The siege of Jerusalem in 587 BC by the Babylonians contains very harsh images. When reading Lamentations, I can’t help but relate to some brazilian stories. Some of them may be too graphic to describe here. One of the readings that draws my attention in these texts is that they not only speak about suffering and angry words to myself as an individual, but they also allude to a big picture and how relationships among nations influence the lives of ordinary people. When I read that “We must buy the water we drink; our wood can be had only at a price” “We submitted to Egypt and Assyria to get enough bread” (v.4,6) I remember some friends of mine in Brazil that have to buy propane from the black market controlled by police. When I read “God knows when in this country the prisoners are massacred without compassion. God knows when human rights, which he himself gave to us, are disrespected. Yes, he knows when they twist the justice in a process” [ Lam 3.34-36 Gustavo’s translation from Portuguese Bible ] I remember the Carandiru massacre, where 111 prisoners were killed by police in Brazil in one day in 1992. The religious leaders of the days of Jeremiah were guilty of inviting people to resist the Babylonians, and that resulted in more deaths. They persecuted Jeremiah and tried to kill him lobbying the king. We read in Lamentations 4:13: “All this happened because of the sins and iniquities of your prophets and your priests, guilty of causing the death of innocent people” [ Gustavo’s translation from Portuguese Bible ] My angry words are not related to personal persecution, but they speak to the evangelical deputies in Brazilian congress, who recently voted against a bill to expropriate land where slave labour is found.The poems in Lamentations are not trying to explain or justify or help understand suffering.
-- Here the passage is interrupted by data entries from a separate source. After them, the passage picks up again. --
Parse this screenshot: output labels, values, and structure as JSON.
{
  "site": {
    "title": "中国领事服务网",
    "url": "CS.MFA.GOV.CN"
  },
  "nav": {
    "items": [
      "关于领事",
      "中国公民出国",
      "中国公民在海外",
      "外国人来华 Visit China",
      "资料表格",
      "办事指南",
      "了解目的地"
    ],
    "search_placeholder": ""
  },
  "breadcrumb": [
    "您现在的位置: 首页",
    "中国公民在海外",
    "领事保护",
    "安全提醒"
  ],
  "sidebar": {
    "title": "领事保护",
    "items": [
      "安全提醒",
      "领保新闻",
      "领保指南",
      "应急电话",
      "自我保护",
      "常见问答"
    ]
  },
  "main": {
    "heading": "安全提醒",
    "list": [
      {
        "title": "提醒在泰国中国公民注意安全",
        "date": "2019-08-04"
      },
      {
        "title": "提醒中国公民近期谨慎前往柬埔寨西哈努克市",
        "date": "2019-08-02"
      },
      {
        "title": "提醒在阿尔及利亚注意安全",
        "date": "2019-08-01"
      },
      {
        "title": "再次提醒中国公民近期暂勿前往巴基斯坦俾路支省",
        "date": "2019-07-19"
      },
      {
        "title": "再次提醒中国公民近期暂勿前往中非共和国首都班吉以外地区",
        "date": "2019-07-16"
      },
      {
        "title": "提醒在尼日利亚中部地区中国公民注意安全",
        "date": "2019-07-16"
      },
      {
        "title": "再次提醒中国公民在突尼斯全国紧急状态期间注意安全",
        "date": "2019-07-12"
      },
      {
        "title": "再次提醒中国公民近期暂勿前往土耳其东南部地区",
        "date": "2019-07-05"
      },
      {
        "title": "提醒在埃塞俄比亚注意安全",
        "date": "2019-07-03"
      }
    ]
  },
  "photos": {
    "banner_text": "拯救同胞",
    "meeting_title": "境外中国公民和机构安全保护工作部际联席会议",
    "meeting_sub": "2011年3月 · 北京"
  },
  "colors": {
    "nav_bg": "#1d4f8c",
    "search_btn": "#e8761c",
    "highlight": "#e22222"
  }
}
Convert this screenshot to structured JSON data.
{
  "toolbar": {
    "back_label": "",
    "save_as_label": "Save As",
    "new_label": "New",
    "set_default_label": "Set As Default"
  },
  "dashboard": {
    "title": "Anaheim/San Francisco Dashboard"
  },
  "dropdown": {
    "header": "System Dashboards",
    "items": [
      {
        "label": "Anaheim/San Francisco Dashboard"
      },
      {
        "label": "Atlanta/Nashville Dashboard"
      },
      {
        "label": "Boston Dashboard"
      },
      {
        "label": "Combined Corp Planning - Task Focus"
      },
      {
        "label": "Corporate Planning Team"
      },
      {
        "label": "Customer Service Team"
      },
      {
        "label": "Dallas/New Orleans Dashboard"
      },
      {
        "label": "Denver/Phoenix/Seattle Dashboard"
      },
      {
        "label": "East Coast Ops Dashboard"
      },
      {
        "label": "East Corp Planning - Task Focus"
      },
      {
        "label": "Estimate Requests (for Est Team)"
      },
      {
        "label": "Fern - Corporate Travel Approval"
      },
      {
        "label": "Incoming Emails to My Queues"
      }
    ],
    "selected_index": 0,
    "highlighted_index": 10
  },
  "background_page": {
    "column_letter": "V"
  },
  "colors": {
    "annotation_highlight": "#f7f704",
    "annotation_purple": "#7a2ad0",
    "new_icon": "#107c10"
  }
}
Instead, they depict conversations with God that look at reality and honestly struggle with the divine. We only cry because there is hope that there is someone listening.